International Women’s Day is upon us, and here I am, working at Dreamr. I’m an emphatically nontechnical (though tech curious) female ex banker of a certain age, here in the amazing cutting edge world of app development and design, as the world’s one and only (unless you can tell me different) Head of Aspiration. I support and develop our team of Dreamrs to be the very best they can be. So how did that happen? You know what, if I’m honest, I reckon that at my prestigious Girls’ Grammar school, if you didn’t want to go to Uni, the teachers didn’t really know what to do with you. There was scant careers advice, and what there was was from teachers who had themselves almost never stepped outside a classroom.

I’m delighted to say that’s changed. Speaking to inspirational teachers like Elaine, champion of STEM at Loreto College or the great teachers we’ve worked with at Walkden High School, they’re well aware of the incredible opportunities open to their students, and they are passionate about giving them every opportunity to shine. Girls in tech are still way too few and far between – but that’s for another blog all of its own, IWD or not. So with a distinct lack of imagination or aspiration, I became a banker. It’s what my Dad did. And I did well. I got a bit of a bruising occasionally from bouncing off the toughened glass ceiling, but I made the best of it – for a long time – because people are my strength and my passion, and guess what, it doesn’t matter if it’s a Bank or a digital agency, there are amazing people in both. Yep, even in banks.
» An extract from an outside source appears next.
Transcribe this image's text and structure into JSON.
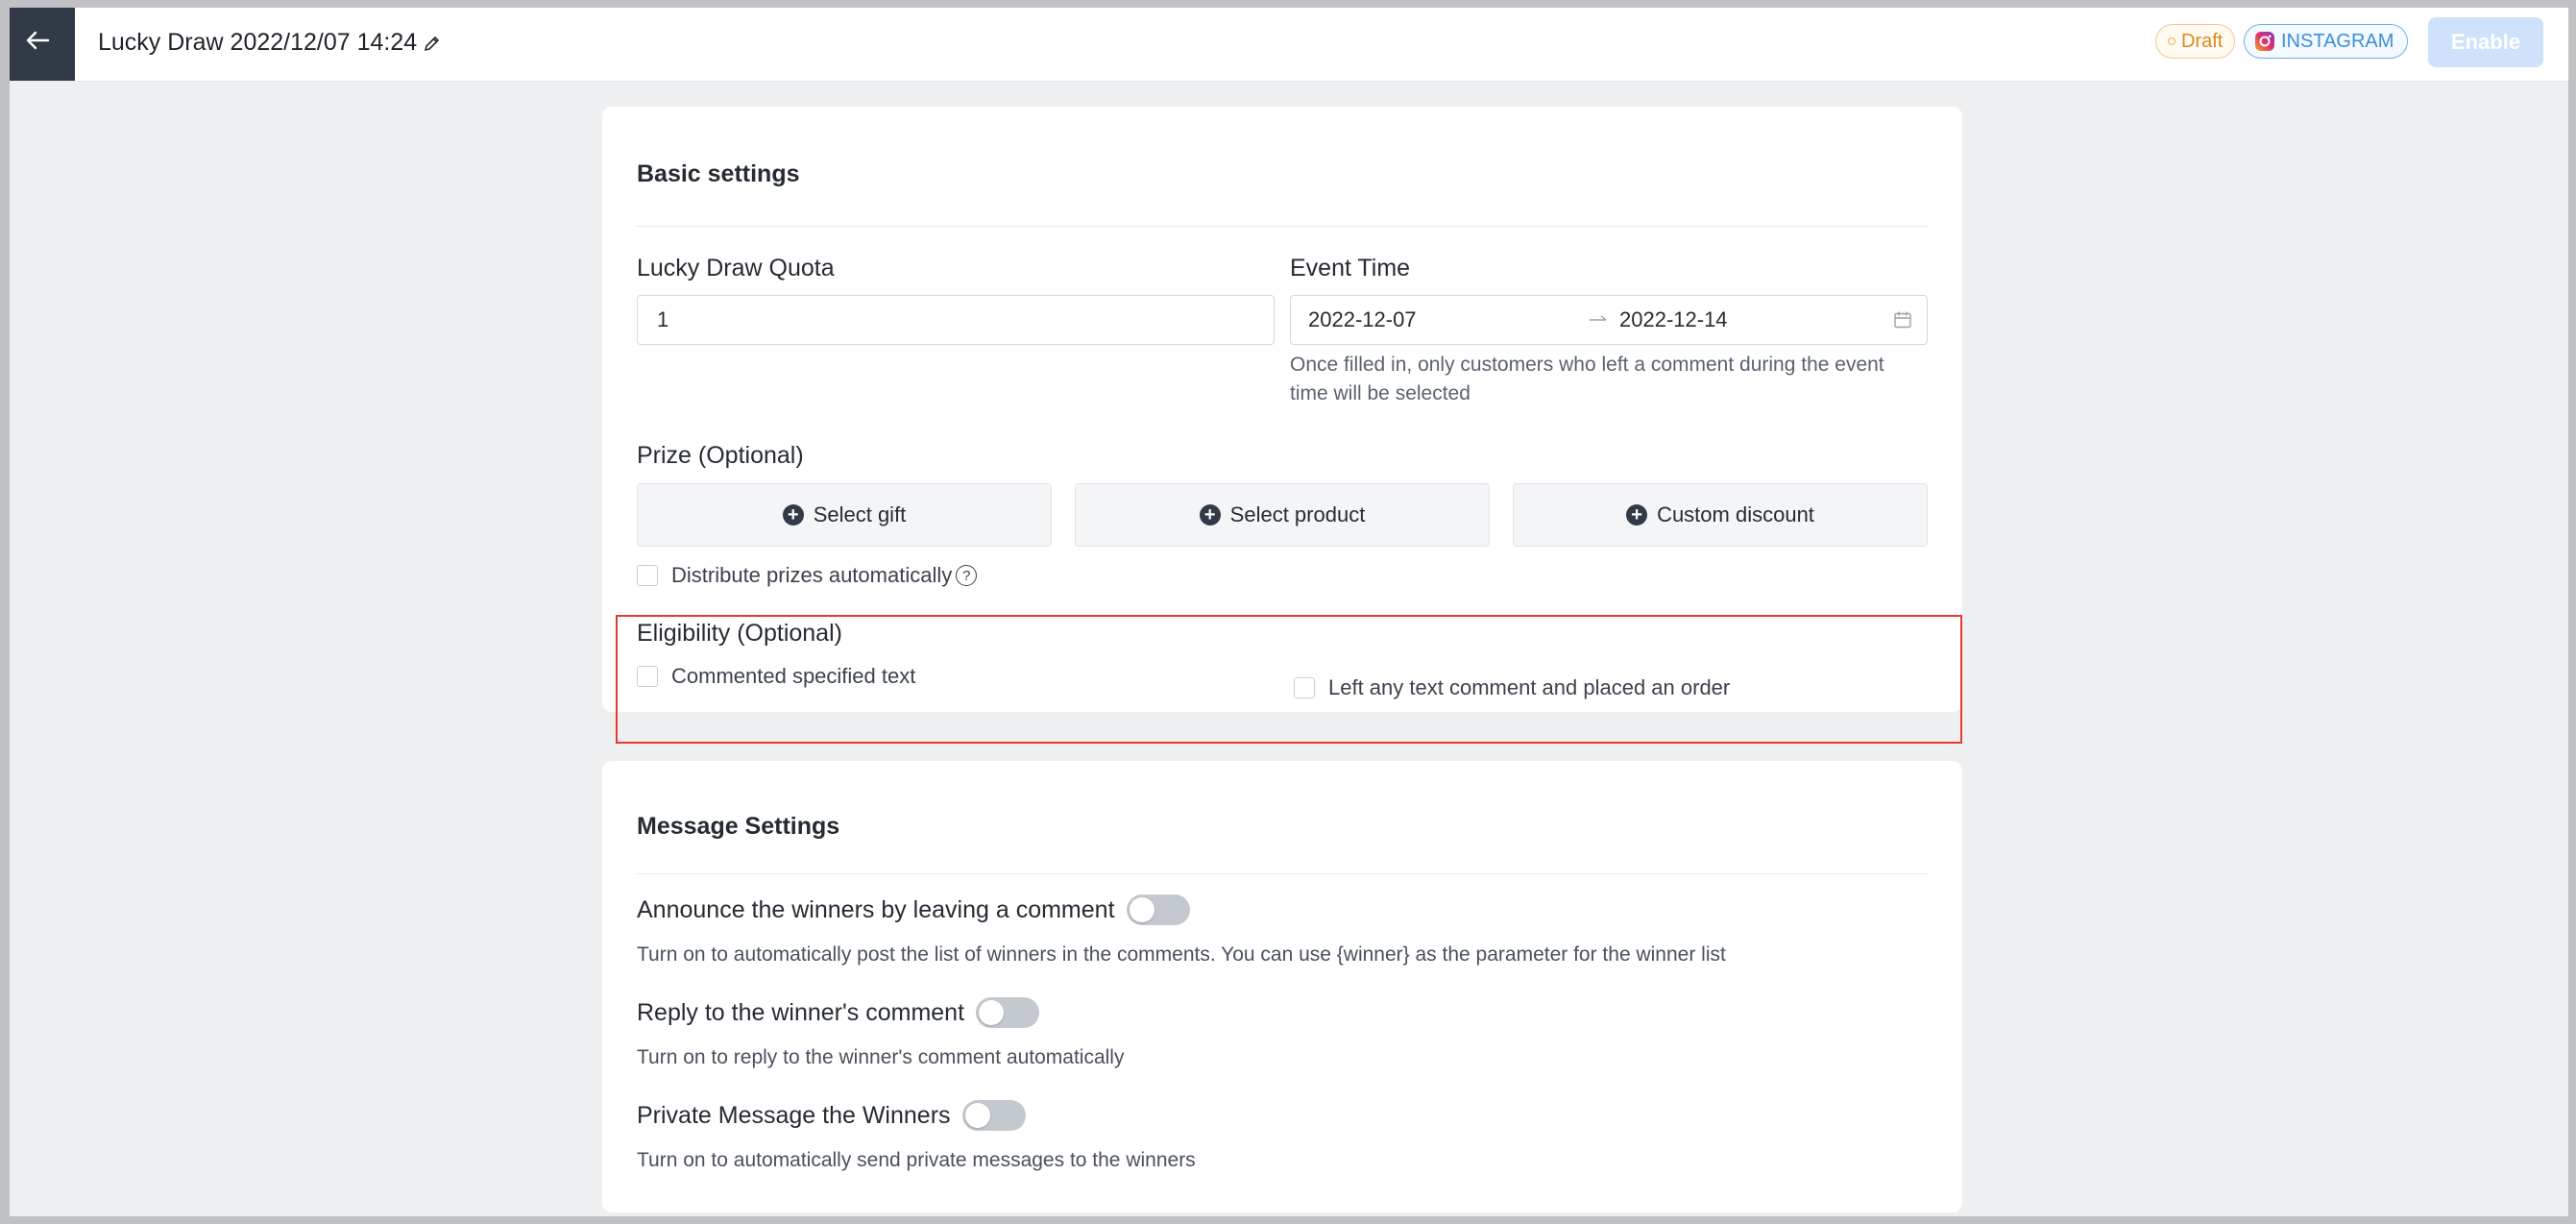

When redundancy came around for the third time in three years, I decided that rather than somebody else makes the decision whether I stayed or left, I wanted to take control of my own destiny at last. After so many years, I kept thinking I’d wake up and have changed my mind. Every day I didn’t. So I waited a long time to be a square peg in a square hole. I guess what I want to get across is that we have many more transferable skills than we think we do. And by “we” here, I mean women. It’s sad but apparently true that many female candidates will read a job spec and focus on what they feel they can’t do, whereas male candidates will just go for it. But what did I actually want to do when I left? No idea. I did write a wish list, which I wanted to work with (in comparison to banking) a relatively young team, in a creative environment, in Manchester, my home city. And then I made it happen, I put myself out there, and here I am.

So what lessons would I like to have passed on to my younger self? • Be proactive and go for your dream.
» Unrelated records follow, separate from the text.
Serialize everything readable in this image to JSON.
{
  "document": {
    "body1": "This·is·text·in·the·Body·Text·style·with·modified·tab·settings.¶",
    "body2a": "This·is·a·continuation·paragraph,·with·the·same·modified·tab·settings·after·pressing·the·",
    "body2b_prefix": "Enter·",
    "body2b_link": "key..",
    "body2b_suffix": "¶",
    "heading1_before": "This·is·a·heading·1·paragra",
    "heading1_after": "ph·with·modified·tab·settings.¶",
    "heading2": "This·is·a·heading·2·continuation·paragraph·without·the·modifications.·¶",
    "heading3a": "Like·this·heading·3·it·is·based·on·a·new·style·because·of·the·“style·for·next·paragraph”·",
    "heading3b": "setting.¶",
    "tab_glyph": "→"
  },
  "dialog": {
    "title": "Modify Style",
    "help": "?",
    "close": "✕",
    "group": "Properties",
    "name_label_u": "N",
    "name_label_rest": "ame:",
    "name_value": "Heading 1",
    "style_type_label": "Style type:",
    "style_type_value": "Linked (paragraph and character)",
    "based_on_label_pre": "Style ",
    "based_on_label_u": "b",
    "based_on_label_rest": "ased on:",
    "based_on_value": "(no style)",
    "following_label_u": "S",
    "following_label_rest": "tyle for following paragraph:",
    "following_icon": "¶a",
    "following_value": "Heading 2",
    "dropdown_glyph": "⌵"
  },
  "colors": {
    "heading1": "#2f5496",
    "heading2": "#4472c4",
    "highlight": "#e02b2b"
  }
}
  • Don’t settle for OK – you are better than that.
  • If you do get onto the wrong path, change it
  • You’ve got skills; you can use them anywhere.
  • Know what you can do, don’t give “can’t” any brain room.
  • If the role you want doesn’t exist yet, invent it.

I had a quick browse on Facebook this morning, and I can’t say it any better than this wise young woman, Malala Yousafzai:
“Do not wait for someone else to come and speak for you. It’s you who can change the world”